Barbados high commissioner Guy Hewitt said on Monday that he felt the UK was snubbing people from the Caribbean.
“I have held as a great honour the fact that I am the first London-born high commissioner for Barbados,” he told the BBC. “This is the first time I have felt that the country of my birth is saying to people of my region ‘you are no longer welcome’.”
In a tweet, Labour MP David Lammy called the situation "grotesque, immoral and inhumane".
Homeland actor David Mr Harewood also condemned the action.
“All across the Caribbean, for many, England was the mother country. When she put out the call for nurses and teachers to come help rebuild after the war they came to assist and start new lives,” he wrote on Twitter. “That they should be turfed out after 50 odd years hard work and graft is a disgrace.”
Some Windrush migrants have even had their access to British public services withdrawn. A man of Caribbean origin, known as Albert Thompson, has been told he was not eligible for radiotherapy for cancer on the NHS because he couldn’t prove he was legally in the UK.
Another man called Michael Braithwaite, who arrived in the UK from Barbados in 1961, lost his job as a special needs teaching assistant after the school at which he worked ruled that he was an illegal immigrant. “My whole life sunk down to my feet… I was distraught,” he told the BBC.
Some 140 MPs, including Labour leader Jeremy Corbyn, signed a letter urging the government to find an "immediate and effective" response to concerns from Commonwealth-born residents over their immigration status.
The changes to the immigration rules could be a major headache for Mrs May because it was under her stewardship of the Home Office, the British government department that oversees the immigration system, that the decision was taken to make the UK a “hostile environment” for illegal immigrants.
An online petition which is calling for an “amnesty for anyone who was a minor that arrived in Britain between 1948 to 1971” has surged past the 100,000 signature mark in just six days, which guarantees that the issue will be debated by Parliament. Patrick Vernon, who started the petition, called the move against Commonwealth citizens a “slap in the face” and “an historic injustice”.
“This has created uncertainty and lack of clarity and justice for tens of thousands of individuals who have worked hard, paid their taxes and raised children and grandchildren and who see Britain as their home.”

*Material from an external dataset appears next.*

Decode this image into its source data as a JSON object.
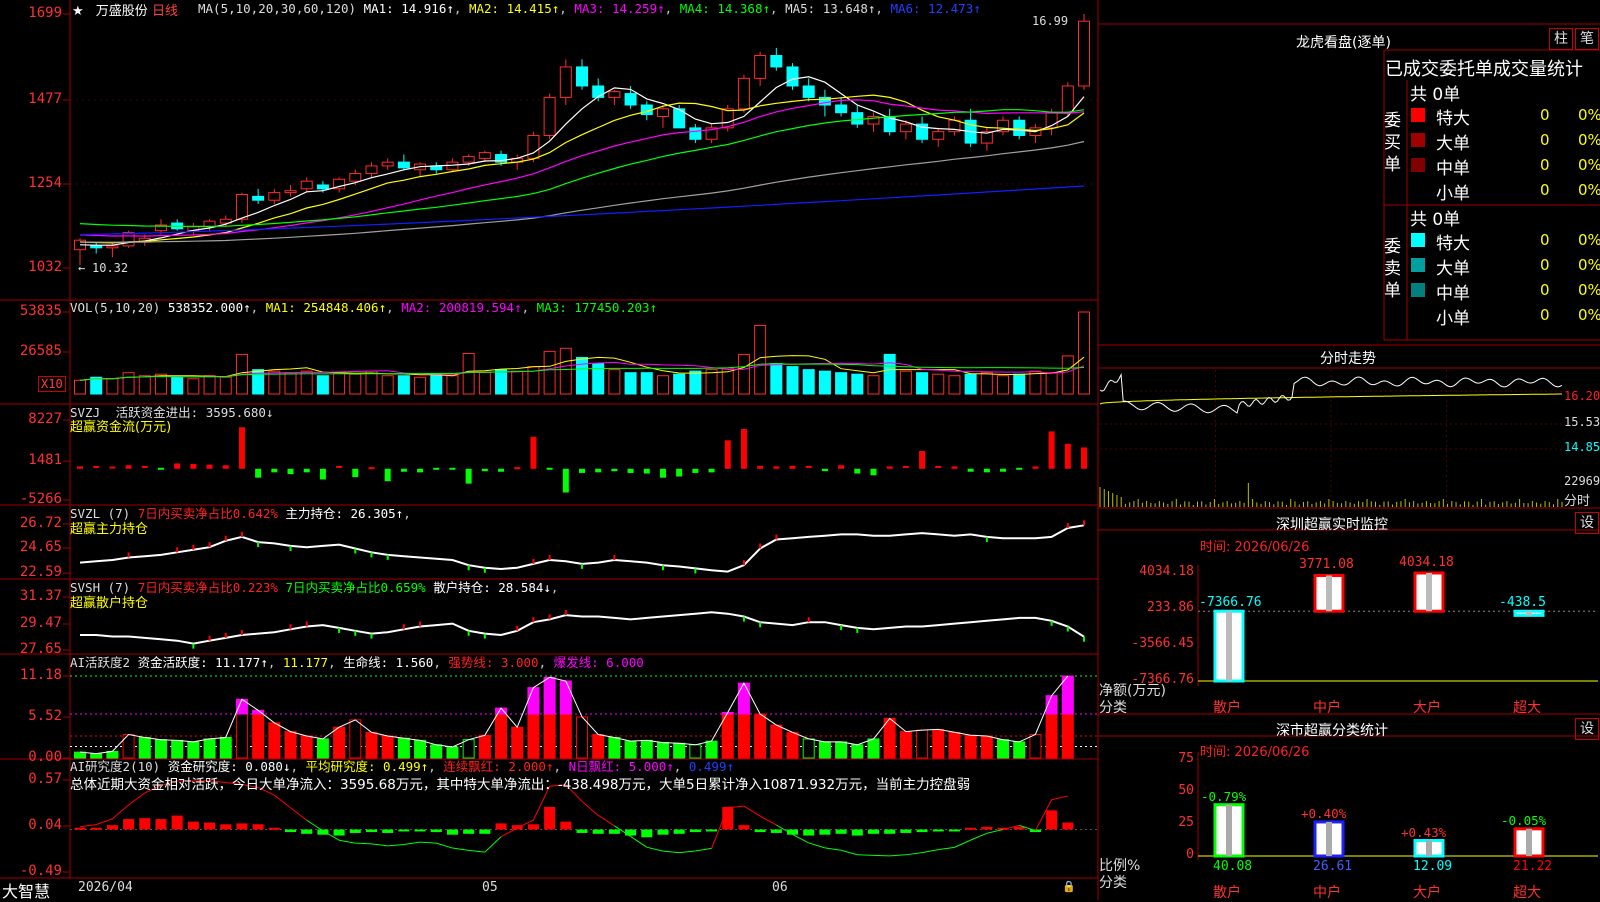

Almost every British political party, from the Greens to UKIP, have opposed the move, which has also united such disparate voices as The Guardian and The Daily Mail.